### Task
What is needed is the number of lines in the data below that include "symbol", stated by itself.

### Input
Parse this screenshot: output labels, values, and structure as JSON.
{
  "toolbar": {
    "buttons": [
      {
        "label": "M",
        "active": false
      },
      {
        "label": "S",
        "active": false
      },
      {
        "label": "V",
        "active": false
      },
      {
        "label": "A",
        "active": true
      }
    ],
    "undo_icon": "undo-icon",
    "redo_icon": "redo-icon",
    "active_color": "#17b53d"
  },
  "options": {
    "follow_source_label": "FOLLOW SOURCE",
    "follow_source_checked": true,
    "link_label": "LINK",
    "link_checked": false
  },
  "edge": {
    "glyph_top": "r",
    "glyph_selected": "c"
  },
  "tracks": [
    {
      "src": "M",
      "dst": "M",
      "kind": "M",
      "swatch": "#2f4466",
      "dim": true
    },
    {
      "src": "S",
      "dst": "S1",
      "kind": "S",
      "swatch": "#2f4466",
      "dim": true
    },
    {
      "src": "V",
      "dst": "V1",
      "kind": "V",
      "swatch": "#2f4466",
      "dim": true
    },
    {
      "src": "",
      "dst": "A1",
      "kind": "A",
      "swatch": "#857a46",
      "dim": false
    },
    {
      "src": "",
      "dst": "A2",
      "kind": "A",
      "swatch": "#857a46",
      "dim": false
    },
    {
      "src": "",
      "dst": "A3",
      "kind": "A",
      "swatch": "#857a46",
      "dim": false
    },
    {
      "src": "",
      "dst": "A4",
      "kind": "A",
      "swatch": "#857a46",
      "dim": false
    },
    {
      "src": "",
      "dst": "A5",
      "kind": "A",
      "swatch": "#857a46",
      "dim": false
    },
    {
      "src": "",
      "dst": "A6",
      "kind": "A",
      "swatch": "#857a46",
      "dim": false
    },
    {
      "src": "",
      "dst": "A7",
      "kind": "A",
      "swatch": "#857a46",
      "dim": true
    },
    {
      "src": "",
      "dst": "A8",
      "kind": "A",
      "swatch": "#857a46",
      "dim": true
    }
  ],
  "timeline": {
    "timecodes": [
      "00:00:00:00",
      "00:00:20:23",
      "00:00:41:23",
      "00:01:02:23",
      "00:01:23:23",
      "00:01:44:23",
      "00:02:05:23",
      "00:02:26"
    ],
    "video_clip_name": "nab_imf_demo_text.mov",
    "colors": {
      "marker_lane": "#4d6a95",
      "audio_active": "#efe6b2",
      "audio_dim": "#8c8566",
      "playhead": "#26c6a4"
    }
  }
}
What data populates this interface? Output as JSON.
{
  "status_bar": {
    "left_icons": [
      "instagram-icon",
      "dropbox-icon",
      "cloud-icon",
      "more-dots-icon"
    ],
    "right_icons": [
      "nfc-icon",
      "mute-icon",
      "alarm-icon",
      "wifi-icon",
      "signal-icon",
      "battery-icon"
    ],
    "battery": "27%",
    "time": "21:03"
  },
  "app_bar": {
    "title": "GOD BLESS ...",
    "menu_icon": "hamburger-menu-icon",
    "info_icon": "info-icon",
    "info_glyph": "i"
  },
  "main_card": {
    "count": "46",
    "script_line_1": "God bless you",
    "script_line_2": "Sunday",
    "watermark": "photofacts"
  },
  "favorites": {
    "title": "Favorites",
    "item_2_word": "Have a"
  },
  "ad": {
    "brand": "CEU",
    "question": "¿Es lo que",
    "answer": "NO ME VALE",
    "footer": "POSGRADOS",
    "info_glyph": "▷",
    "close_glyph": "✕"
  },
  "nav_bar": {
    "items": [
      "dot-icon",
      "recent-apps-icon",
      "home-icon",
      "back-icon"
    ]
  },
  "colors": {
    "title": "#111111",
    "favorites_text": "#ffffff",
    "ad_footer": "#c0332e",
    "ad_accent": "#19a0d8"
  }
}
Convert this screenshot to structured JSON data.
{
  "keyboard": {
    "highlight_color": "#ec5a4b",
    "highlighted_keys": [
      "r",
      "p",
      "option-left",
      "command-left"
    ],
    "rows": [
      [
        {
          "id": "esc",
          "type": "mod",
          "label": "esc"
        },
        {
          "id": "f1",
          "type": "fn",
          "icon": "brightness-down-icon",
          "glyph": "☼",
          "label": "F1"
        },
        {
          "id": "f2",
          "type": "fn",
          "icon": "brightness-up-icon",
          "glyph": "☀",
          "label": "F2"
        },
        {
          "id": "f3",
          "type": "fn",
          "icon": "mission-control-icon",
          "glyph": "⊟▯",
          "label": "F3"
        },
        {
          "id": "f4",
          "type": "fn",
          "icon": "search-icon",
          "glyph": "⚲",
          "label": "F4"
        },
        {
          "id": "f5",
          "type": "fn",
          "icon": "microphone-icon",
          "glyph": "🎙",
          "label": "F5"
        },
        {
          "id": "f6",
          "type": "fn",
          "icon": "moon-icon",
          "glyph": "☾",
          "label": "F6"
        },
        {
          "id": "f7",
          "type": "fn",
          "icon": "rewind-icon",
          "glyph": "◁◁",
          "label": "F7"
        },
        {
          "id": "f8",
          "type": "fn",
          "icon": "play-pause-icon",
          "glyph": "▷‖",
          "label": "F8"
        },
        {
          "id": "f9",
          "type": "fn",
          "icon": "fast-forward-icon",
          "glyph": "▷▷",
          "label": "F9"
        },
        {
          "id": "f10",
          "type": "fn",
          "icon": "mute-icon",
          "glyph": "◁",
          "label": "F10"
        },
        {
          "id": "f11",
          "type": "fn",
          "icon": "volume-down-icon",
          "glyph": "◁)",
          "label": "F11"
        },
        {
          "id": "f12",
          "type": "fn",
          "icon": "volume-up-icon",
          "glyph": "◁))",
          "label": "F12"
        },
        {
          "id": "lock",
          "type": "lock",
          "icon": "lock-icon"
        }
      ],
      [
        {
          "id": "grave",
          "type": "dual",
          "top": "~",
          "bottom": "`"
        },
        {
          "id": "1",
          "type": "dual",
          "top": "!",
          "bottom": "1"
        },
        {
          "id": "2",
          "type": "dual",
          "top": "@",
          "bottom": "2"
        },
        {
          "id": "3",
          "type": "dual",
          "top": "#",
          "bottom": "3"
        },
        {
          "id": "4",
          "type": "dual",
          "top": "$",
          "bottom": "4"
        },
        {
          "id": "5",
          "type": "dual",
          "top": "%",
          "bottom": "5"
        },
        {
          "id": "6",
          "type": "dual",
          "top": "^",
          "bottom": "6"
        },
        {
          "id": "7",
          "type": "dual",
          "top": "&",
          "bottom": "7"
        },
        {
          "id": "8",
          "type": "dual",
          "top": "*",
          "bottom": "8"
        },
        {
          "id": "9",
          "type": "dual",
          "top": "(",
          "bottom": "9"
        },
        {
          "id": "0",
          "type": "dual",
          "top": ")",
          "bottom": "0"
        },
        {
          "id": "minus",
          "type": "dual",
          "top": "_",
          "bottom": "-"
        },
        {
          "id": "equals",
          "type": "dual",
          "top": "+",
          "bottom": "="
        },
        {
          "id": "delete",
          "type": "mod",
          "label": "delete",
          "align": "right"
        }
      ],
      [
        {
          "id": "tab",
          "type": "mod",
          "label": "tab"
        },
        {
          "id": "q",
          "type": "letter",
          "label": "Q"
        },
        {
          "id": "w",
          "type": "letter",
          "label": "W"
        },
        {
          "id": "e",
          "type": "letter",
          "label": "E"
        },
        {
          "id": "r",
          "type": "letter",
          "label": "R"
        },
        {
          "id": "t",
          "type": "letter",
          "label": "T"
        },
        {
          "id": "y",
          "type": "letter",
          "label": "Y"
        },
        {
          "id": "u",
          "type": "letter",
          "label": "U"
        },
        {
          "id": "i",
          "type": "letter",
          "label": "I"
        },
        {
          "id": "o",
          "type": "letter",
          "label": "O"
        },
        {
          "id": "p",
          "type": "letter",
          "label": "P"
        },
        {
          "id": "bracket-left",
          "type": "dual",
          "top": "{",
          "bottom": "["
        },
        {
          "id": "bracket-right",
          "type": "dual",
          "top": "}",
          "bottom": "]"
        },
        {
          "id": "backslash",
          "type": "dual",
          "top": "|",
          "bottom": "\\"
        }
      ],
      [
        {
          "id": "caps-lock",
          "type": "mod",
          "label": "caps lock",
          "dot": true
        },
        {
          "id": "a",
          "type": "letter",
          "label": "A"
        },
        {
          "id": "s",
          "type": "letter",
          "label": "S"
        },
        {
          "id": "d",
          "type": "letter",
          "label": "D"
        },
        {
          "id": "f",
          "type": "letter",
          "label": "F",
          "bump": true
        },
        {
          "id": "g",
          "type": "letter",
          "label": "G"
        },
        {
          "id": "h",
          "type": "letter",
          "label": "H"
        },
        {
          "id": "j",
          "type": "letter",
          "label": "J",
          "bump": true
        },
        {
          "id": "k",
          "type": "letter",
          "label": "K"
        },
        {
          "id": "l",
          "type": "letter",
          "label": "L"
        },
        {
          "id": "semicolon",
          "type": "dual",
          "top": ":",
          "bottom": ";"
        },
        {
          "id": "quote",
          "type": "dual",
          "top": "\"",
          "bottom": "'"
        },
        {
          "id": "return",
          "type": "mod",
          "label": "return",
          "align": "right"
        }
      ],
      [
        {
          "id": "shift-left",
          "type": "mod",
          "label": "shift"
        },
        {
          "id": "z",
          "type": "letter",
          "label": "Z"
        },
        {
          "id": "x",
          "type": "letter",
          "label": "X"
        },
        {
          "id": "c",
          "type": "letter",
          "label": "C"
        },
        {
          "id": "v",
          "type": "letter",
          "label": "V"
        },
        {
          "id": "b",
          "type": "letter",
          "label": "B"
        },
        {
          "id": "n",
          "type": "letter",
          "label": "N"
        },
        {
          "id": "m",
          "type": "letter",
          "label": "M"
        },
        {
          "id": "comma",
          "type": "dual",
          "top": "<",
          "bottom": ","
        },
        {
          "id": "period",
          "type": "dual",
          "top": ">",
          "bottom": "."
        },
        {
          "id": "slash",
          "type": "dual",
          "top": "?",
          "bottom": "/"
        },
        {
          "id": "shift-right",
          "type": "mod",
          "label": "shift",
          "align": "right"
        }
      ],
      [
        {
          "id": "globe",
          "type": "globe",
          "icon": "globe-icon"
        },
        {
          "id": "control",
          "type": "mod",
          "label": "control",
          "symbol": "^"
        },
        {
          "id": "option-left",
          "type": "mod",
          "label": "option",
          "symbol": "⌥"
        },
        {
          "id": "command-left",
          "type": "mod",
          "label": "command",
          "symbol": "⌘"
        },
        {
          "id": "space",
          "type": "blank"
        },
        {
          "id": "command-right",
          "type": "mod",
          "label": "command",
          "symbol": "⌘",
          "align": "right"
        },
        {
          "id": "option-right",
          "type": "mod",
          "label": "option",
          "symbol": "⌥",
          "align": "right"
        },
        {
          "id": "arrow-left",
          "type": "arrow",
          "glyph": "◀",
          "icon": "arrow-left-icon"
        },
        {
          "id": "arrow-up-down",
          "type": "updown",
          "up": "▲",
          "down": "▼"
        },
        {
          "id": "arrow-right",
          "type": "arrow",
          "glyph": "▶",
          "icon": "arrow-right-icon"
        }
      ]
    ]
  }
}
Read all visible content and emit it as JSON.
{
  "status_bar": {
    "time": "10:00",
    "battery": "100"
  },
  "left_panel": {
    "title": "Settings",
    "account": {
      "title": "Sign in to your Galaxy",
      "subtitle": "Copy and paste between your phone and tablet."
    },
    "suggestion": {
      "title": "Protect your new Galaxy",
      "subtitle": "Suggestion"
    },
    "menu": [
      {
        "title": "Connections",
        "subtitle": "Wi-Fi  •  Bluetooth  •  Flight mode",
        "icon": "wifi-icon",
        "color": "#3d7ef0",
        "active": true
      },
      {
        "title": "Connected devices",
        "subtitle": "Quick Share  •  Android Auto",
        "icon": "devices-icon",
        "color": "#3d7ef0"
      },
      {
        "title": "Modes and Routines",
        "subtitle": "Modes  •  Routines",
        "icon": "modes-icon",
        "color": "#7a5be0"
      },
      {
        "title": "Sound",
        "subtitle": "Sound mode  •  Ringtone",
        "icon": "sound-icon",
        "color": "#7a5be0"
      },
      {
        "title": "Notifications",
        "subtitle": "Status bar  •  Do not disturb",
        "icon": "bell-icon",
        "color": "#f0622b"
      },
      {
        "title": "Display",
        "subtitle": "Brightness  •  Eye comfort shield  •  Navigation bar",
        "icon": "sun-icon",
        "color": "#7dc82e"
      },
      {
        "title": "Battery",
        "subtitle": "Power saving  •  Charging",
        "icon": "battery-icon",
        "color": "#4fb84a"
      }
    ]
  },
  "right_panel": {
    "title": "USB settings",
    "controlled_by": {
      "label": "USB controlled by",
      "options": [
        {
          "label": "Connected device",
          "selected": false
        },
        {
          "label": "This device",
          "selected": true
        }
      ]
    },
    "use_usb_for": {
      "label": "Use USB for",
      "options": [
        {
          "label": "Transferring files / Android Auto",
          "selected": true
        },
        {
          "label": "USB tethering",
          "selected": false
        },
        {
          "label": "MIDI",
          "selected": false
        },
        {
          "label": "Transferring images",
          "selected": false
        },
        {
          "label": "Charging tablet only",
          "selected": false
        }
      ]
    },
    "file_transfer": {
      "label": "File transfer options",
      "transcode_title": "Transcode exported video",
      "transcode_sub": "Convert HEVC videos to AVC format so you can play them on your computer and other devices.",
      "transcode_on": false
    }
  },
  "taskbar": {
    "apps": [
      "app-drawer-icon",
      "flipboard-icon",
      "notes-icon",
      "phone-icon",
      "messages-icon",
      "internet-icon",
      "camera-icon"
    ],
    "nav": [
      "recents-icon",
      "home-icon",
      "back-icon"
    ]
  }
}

### Answer box
5